Philippine president on human rights: Don't go there
By JOSH LEDERMAN
Aug. 08, 2017
MANILA, Philippines (AP) — Philippine President Rodrigo Duterte met Monday with America's top diplomat, where he voiced solidarity with the U.S. amid global concerns over North Korea's nuclear program and angrily dismissed media questions about human rights abuses by his government.
Duterte and U.S. Secretary of State Rex Tillerson met in Manila at a regional Asia gathering. It was the highest-level interaction to date between a member of President Donald Trump's administration and Duterte, accused by human rights groups of flagrant abuses in his bloody war against illegal drugs.

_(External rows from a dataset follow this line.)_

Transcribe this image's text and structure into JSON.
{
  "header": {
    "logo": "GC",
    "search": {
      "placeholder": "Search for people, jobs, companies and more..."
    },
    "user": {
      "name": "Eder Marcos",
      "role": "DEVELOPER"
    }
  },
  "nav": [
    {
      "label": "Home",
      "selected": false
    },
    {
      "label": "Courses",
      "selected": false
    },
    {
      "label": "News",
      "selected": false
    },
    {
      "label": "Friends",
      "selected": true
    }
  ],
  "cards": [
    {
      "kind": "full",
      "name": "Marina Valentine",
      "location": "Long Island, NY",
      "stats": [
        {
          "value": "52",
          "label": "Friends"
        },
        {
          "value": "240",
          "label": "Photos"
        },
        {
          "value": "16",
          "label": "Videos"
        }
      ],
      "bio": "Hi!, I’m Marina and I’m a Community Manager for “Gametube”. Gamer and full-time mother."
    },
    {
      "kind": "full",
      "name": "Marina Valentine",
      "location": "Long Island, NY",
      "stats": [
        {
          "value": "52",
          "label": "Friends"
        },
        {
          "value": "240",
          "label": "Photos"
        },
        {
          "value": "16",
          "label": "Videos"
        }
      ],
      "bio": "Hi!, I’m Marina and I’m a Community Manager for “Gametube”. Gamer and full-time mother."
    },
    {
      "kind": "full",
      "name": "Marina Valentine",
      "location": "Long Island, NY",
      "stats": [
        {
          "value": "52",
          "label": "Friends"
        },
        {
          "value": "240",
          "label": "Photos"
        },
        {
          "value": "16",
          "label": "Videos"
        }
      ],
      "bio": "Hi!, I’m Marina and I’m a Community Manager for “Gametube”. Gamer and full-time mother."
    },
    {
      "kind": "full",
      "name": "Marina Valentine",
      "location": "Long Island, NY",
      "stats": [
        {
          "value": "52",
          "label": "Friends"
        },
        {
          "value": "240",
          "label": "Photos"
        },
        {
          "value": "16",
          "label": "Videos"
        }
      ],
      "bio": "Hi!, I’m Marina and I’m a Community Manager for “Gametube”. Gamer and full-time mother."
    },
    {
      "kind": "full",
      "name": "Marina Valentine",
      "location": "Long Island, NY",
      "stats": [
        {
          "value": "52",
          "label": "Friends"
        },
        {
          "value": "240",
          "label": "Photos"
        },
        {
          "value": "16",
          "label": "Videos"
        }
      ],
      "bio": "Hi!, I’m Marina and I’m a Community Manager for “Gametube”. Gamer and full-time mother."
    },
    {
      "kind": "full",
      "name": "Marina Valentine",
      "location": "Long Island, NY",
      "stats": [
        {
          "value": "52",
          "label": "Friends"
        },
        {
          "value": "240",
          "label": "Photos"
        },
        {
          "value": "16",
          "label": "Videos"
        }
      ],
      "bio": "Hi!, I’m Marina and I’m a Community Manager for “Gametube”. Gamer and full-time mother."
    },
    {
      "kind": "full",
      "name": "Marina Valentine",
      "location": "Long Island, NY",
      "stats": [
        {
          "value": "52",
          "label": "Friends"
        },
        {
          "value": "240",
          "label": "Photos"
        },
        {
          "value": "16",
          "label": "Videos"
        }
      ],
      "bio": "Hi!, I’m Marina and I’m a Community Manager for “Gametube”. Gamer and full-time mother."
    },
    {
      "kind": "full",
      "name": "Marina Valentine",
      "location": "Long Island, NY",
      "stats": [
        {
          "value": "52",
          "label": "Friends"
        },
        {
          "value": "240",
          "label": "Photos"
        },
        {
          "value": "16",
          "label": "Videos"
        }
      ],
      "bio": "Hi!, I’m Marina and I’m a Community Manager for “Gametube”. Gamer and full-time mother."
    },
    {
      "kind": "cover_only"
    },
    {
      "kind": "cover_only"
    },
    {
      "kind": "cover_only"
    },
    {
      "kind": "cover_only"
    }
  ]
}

If the two leaders discussed those or other U.S. concerns about Duterte's government, they didn't do so in public. Instead, the two focused on the alliance between the two countries and on the North Korea issue as reporters were allowed in briefly for the start of their meeting.
Entering an ornate, wood-paneled hall in the Philippine leader's palace, Tillerson was introduced to members of Duterte's Cabinet, shaking hands with each. Duterte welcomed the American and said he said he knew the U.S. was concerned about Pyongyang's missile program.
"You come at a time when I think the world is not so good, especially in the Korean Peninsula," Duterte said.
Earlier, as they shook hands, the two ignored a shouted question about whether they'd discuss human rights. And at a news conference after their meeting, Duterte bristled but didn't answer directly when asked whether human rights had come up.
"Human rights, son of a bitch," Duterte said, arguing he shouldn't be questioned about alleged violations given the challenges he's facing. "Policemen and soldiers have died on me. The war now in Marawi, what caused it but drugs? So human rights, don't go there."
But ahead of the meeting, Duterte's presidential spokesman, Ernesto Abella, said the topic would indeed come up, along with other pressing matters such as global terrorism threats, economic cooperation and security in Marawi, the city that has been under siege by pro-Islamic State group militants for more than two months.
"We also welcome the opportunity to address concerns such as human rights if and when raised," Abella said in a statement. "We have always included this issue in our discussions and engagements with foreign governments, particularly Western democracies."
The U.S., too, said ahead of the meeting that human rights would be among the topics on the agenda.
Human rights groups have questioned the Trump administration's willingness to engage with Duterte. But Tillerson argued there's no contradiction presented by the U.S. decision to help his country fight the militants, whose insurgency in the Philippines has stoked global fears about the Islamic State group exporting violence into Southeast Asia and beyond.
Nearly 700 people have died in the intense fighting, including 528 militants and 122 soldiers and policemen, since hundreds of black flag waving gunmen stormed into buildings and homes in the business district and outlying communities of mosque-studded Marawi, a center of Islamic faith in the southern third of the predominantly Roman Catholic nation.
"I see no conflict — no conflict at all in our helping them with that situation and our views of the human rights concerns we have with respect to how they carry out their counter narcotics activities," Tillerson told reporters before the meeting. He added that it appeared the Philippines was "beginning to get that situation under control."
To that end, Tillerson said the U.S. has been providing the Philippines with surveillance capabilities, training, information and aircraft to help it fight the militants. He said the equipment includes a few Cessna aircraft and a few drones.
"The real challenge is going to come with once they have the fighting brought to an end how to deal with the conditions on the ground to ensure it does not re-emerge."
Associated Press writer Jim Gomez contributed to this report.